Go through the entries below and copy every line that holds the word "object".

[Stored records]
***
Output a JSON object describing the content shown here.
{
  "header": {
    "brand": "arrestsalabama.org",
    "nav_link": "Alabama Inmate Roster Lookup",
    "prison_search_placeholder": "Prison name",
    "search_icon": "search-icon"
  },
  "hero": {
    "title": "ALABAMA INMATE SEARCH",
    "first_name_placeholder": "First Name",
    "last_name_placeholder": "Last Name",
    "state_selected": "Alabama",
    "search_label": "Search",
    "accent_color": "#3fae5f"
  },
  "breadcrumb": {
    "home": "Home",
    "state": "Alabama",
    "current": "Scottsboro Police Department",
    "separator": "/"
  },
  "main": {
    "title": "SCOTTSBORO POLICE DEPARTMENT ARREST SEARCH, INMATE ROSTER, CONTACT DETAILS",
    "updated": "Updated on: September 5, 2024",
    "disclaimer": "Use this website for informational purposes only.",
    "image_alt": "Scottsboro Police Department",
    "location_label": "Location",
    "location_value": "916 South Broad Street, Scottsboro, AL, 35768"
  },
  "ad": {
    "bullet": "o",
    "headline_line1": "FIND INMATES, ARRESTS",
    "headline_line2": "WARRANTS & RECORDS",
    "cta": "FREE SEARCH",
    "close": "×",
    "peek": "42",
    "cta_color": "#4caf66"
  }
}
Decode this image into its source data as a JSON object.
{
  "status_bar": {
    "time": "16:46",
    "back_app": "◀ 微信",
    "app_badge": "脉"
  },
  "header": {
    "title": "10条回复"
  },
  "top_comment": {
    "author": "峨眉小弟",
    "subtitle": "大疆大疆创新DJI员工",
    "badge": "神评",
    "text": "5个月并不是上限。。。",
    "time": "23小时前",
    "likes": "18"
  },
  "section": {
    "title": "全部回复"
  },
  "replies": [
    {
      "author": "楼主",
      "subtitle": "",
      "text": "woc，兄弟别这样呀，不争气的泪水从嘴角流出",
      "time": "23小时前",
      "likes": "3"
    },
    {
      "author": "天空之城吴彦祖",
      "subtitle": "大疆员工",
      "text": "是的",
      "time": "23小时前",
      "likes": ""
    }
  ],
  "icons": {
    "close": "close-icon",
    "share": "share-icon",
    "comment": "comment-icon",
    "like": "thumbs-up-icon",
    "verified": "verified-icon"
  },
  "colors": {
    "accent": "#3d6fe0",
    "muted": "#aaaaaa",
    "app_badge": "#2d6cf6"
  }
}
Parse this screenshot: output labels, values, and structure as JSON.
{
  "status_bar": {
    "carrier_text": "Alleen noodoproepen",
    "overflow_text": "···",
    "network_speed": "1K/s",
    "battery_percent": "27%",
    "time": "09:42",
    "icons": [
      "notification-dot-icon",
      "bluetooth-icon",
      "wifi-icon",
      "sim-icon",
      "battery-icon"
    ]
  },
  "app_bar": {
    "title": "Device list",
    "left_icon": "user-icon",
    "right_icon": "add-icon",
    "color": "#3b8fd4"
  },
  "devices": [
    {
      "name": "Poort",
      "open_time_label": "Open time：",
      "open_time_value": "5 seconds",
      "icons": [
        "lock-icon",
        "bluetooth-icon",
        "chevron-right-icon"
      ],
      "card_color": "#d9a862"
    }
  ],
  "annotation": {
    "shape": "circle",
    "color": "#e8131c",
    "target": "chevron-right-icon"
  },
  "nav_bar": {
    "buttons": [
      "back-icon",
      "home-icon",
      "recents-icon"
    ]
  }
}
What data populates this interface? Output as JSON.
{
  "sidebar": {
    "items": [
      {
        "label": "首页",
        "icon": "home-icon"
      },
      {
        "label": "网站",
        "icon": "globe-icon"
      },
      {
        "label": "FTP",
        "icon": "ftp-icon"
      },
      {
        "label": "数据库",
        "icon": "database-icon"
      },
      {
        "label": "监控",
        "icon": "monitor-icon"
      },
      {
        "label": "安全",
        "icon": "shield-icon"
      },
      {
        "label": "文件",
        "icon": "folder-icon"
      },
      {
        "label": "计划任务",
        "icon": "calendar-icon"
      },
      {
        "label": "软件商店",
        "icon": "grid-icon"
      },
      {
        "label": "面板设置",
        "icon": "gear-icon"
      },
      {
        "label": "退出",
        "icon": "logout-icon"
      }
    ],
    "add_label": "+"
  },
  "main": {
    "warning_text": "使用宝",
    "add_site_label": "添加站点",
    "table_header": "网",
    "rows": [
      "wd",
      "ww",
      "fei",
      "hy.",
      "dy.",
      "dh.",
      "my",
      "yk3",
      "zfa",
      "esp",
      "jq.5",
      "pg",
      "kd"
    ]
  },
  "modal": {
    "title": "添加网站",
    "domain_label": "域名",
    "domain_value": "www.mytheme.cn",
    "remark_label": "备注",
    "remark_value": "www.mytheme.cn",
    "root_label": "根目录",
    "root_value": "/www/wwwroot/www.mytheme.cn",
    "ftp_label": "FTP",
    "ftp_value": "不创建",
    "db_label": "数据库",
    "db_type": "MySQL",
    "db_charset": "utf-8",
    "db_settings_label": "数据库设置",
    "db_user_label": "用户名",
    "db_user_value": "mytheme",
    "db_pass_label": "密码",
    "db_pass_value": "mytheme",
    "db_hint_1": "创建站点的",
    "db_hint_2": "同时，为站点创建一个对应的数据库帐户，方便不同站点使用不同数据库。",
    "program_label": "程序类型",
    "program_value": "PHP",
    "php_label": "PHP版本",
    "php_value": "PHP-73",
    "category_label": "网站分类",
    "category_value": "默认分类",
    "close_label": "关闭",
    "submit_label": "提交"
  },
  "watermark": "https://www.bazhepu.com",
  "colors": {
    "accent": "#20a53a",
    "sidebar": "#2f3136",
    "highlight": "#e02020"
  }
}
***
• SOLUTION FOR THIS PROBLEM:
Output a JSON object describing the content shown here.
Decode this image into its source data as a JSON object.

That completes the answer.